TASK OBJECTIVE. Set down exactly the lines that run from the one containing "What's the underlying" to the end of the material below, both included, without pictures.

SUPPLIED INFORMATION.
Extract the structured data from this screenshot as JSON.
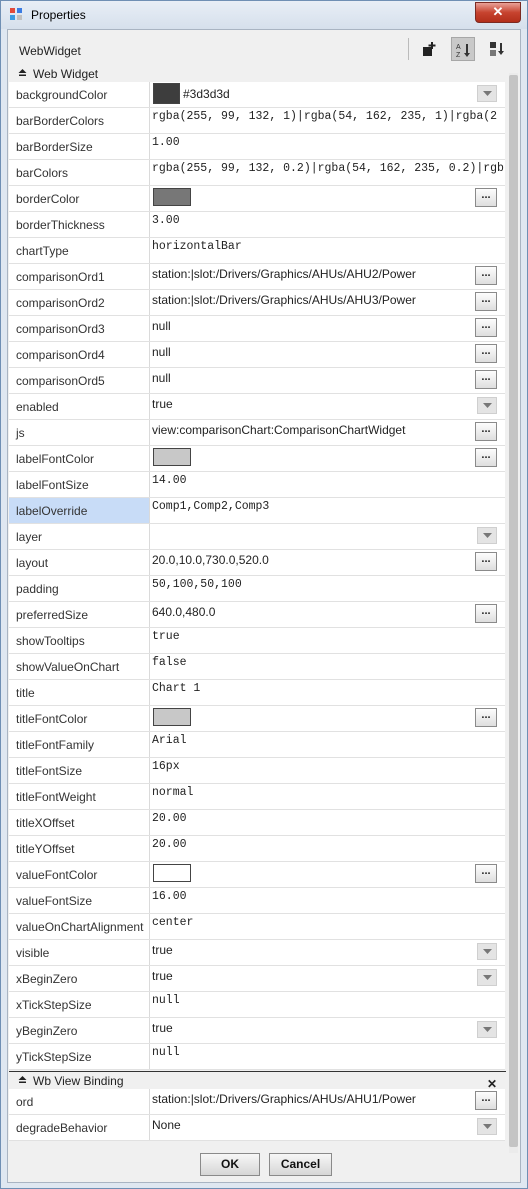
{
  "window": {
    "title": "Properties",
    "close_glyph": "✕"
  },
  "toolbar": {
    "title": "WebWidget",
    "icons": [
      "add-slot-icon",
      "sort-az-icon",
      "sort-order-icon"
    ]
  },
  "sections": [
    {
      "title": "Web Widget",
      "rows": [
        {
          "name": "backgroundColor",
          "value": "#3d3d3d",
          "kind": "color-dropdown",
          "swatch": "#3d3d3d"
        },
        {
          "name": "barBorderColors",
          "value": "rgba(255, 99, 132, 1)|rgba(54, 162, 235, 1)|rgba(2",
          "kind": "mono"
        },
        {
          "name": "barBorderSize",
          "value": "1.00",
          "kind": "mono"
        },
        {
          "name": "barColors",
          "value": "rgba(255, 99, 132, 0.2)|rgba(54, 162, 235, 0.2)|rgb",
          "kind": "mono"
        },
        {
          "name": "borderColor",
          "value": "",
          "kind": "color-ellipsis",
          "swatch": "#777777"
        },
        {
          "name": "borderThickness",
          "value": "3.00",
          "kind": "mono"
        },
        {
          "name": "chartType",
          "value": "horizontalBar",
          "kind": "mono"
        },
        {
          "name": "comparisonOrd1",
          "value": "station:|slot:/Drivers/Graphics/AHUs/AHU2/Power",
          "kind": "ellipsis"
        },
        {
          "name": "comparisonOrd2",
          "value": "station:|slot:/Drivers/Graphics/AHUs/AHU3/Power",
          "kind": "ellipsis"
        },
        {
          "name": "comparisonOrd3",
          "value": "null",
          "kind": "ellipsis"
        },
        {
          "name": "comparisonOrd4",
          "value": "null",
          "kind": "ellipsis"
        },
        {
          "name": "comparisonOrd5",
          "value": "null",
          "kind": "ellipsis"
        },
        {
          "name": "enabled",
          "value": "true",
          "kind": "dropdown"
        },
        {
          "name": "js",
          "value": "view:comparisonChart:ComparisonChartWidget",
          "kind": "ellipsis"
        },
        {
          "name": "labelFontColor",
          "value": "",
          "kind": "color-ellipsis",
          "swatch": "#c8c8c8"
        },
        {
          "name": "labelFontSize",
          "value": "14.00",
          "kind": "mono"
        },
        {
          "name": "labelOverride",
          "value": "Comp1,Comp2,Comp3",
          "kind": "mono",
          "selected": true
        },
        {
          "name": "layer",
          "value": "",
          "kind": "dropdown"
        },
        {
          "name": "layout",
          "value": "20.0,10.0,730.0,520.0",
          "kind": "ellipsis"
        },
        {
          "name": "padding",
          "value": "50,100,50,100",
          "kind": "mono"
        },
        {
          "name": "preferredSize",
          "value": "640.0,480.0",
          "kind": "ellipsis"
        },
        {
          "name": "showTooltips",
          "value": "true",
          "kind": "mono"
        },
        {
          "name": "showValueOnChart",
          "value": "false",
          "kind": "mono"
        },
        {
          "name": "title",
          "value": "Chart 1",
          "kind": "mono"
        },
        {
          "name": "titleFontColor",
          "value": "",
          "kind": "color-ellipsis",
          "swatch": "#c8c8c8"
        },
        {
          "name": "titleFontFamily",
          "value": "Arial",
          "kind": "mono"
        },
        {
          "name": "titleFontSize",
          "value": "16px",
          "kind": "mono"
        },
        {
          "name": "titleFontWeight",
          "value": "normal",
          "kind": "mono"
        },
        {
          "name": "titleXOffset",
          "value": "20.00",
          "kind": "mono"
        },
        {
          "name": "titleYOffset",
          "value": "20.00",
          "kind": "mono"
        },
        {
          "name": "valueFontColor",
          "value": "",
          "kind": "color-ellipsis",
          "swatch": "#ffffff"
        },
        {
          "name": "valueFontSize",
          "value": "16.00",
          "kind": "mono"
        },
        {
          "name": "valueOnChartAlignment",
          "value": "center",
          "kind": "mono"
        },
        {
          "name": "visible",
          "value": "true",
          "kind": "dropdown"
        },
        {
          "name": "xBeginZero",
          "value": "true",
          "kind": "dropdown"
        },
        {
          "name": "xTickStepSize",
          "value": "null",
          "kind": "mono"
        },
        {
          "name": "yBeginZero",
          "value": "true",
          "kind": "dropdown"
        },
        {
          "name": "yTickStepSize",
          "value": "null",
          "kind": "mono"
        }
      ]
    },
    {
      "title": "Wb View Binding",
      "closable": true,
      "rows": [
        {
          "name": "ord",
          "value": "station:|slot:/Drivers/Graphics/AHUs/AHU1/Power",
          "kind": "ellipsis"
        },
        {
          "name": "degradeBehavior",
          "value": "None",
          "kind": "dropdown"
        }
      ]
    }
  ],
  "buttons": {
    "ok": "OK",
    "cancel": "Cancel"
  },
  "glyphs": {
    "ellipsis": "...",
    "section_close": "✕"
  }
}
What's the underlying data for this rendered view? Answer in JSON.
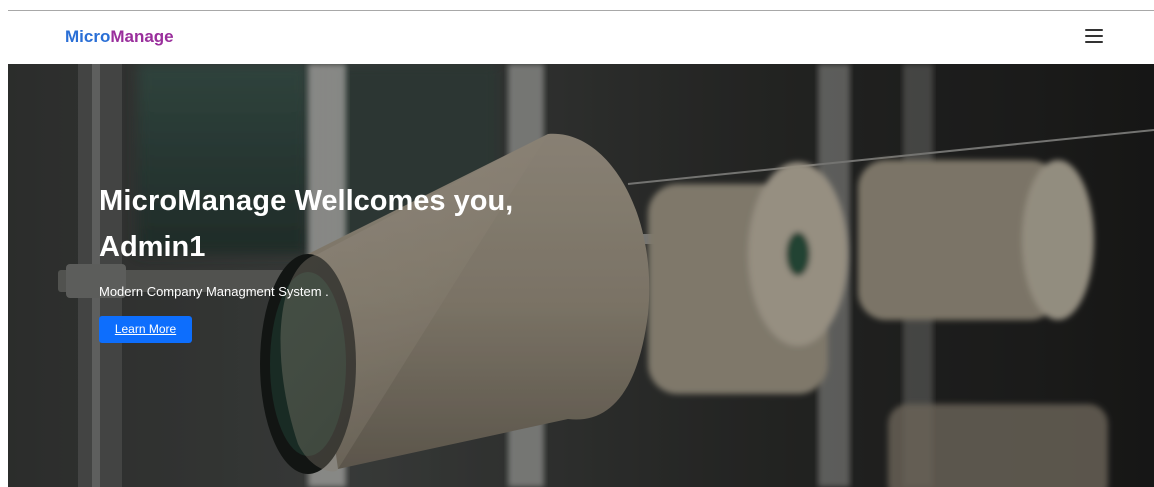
{
  "navbar": {
    "brand_part1": "Micro",
    "brand_part2": "Manage",
    "menu_icon": "hamburger-menu-icon"
  },
  "hero": {
    "title_strong": "MicroManage",
    "title_rest": " Wellcomes you, Admin1",
    "subtitle": "Modern Company Managment System .",
    "button_label": "Learn More",
    "background": "textile-thread-spools-photo"
  },
  "colors": {
    "brand_blue": "#2a6fd6",
    "brand_purple": "#9a2f9c",
    "button_blue": "#0d6efd"
  }
}
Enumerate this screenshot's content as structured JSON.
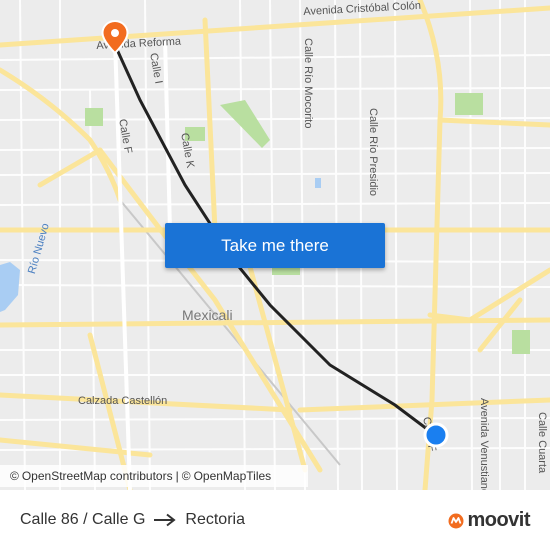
{
  "map": {
    "streets": {
      "avenida_cristobal_colon": "Avenida Cristóbal Colón",
      "avenida_reforma": "Avenida Reforma",
      "calle_i": "Calle I",
      "calle_f_north": "Calle F",
      "calle_k": "Calle K",
      "calle_rio_mocorito": "Calle Río Mocorito",
      "calle_rio_presidio": "Calle Río Presidio",
      "rio_nuevo": "Río Nuevo",
      "calzada_castellon": "Calzada Castellón",
      "calle_f_south": "Calle F",
      "avenida_venustiano": "Avenida Venustiano",
      "calle_cuarta": "Calle Cuarta"
    },
    "city": "Mexicali",
    "colors": {
      "route": "#222222",
      "destination_pin": "#f26c1f",
      "origin_dot": "#1a7ff0",
      "major_road": "#fbe59a",
      "park": "#b9dfa0",
      "water": "#a9cdf3"
    },
    "icons": {
      "destination": "destination-pin-icon",
      "origin": "origin-dot-icon"
    }
  },
  "cta": {
    "label": "Take me there"
  },
  "attribution": {
    "symbol1": "©",
    "osm": "OpenStreetMap contributors",
    "separator": "|",
    "symbol2": "©",
    "omt": "OpenMapTiles"
  },
  "footer": {
    "from": "Calle 86 / Calle G",
    "to": "Rectoria",
    "arrow_icon": "arrow-right-icon"
  },
  "brand": {
    "name": "moovit",
    "logo_icon": "moovit-logo-icon"
  }
}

EXPECTED ANSWER.
What's the underlying data for this rendered view? Answer in JSON.
{
  "navbar": {
    "brand_part1": "Micro",
    "brand_part2": "Manage",
    "menu_icon": "hamburger-menu-icon"
  },
  "hero": {
    "title_strong": "MicroManage",
    "title_rest": " Wellcomes you, Admin1",
    "subtitle": "Modern Company Managment System .",
    "button_label": "Learn More",
    "background": "textile-thread-spools-photo"
  },
  "colors": {
    "brand_blue": "#2a6fd6",
    "brand_purple": "#9a2f9c",
    "button_blue": "#0d6efd"
  }
}
Enumerate this screenshot's content as structured JSON.
{
  "map": {
    "streets": {
      "avenida_cristobal_colon": "Avenida Cristóbal Colón",
      "avenida_reforma": "Avenida Reforma",
      "calle_i": "Calle I",
      "calle_f_north": "Calle F",
      "calle_k": "Calle K",
      "calle_rio_mocorito": "Calle Río Mocorito",
      "calle_rio_presidio": "Calle Río Presidio",
      "rio_nuevo": "Río Nuevo",
      "calzada_castellon": "Calzada Castellón",
      "calle_f_south": "Calle F",
      "avenida_venustiano": "Avenida Venustiano",
      "calle_cuarta": "Calle Cuarta"
    },
    "city": "Mexicali",
    "colors": {
      "route": "#222222",
      "destination_pin": "#f26c1f",
      "origin_dot": "#1a7ff0",
      "major_road": "#fbe59a",
      "park": "#b9dfa0",
      "water": "#a9cdf3"
    },
    "icons": {
      "destination": "destination-pin-icon",
      "origin": "origin-dot-icon"
    }
  },
  "cta": {
    "label": "Take me there"
  },
  "attribution": {
    "symbol1": "©",
    "osm": "OpenStreetMap contributors",
    "separator": "|",
    "symbol2": "©",
    "omt": "OpenMapTiles"
  },
  "footer": {
    "from": "Calle 86 / Calle G",
    "to": "Rectoria",
    "arrow_icon": "arrow-right-icon"
  },
  "brand": {
    "name": "moovit",
    "logo_icon": "moovit-logo-icon"
  }
}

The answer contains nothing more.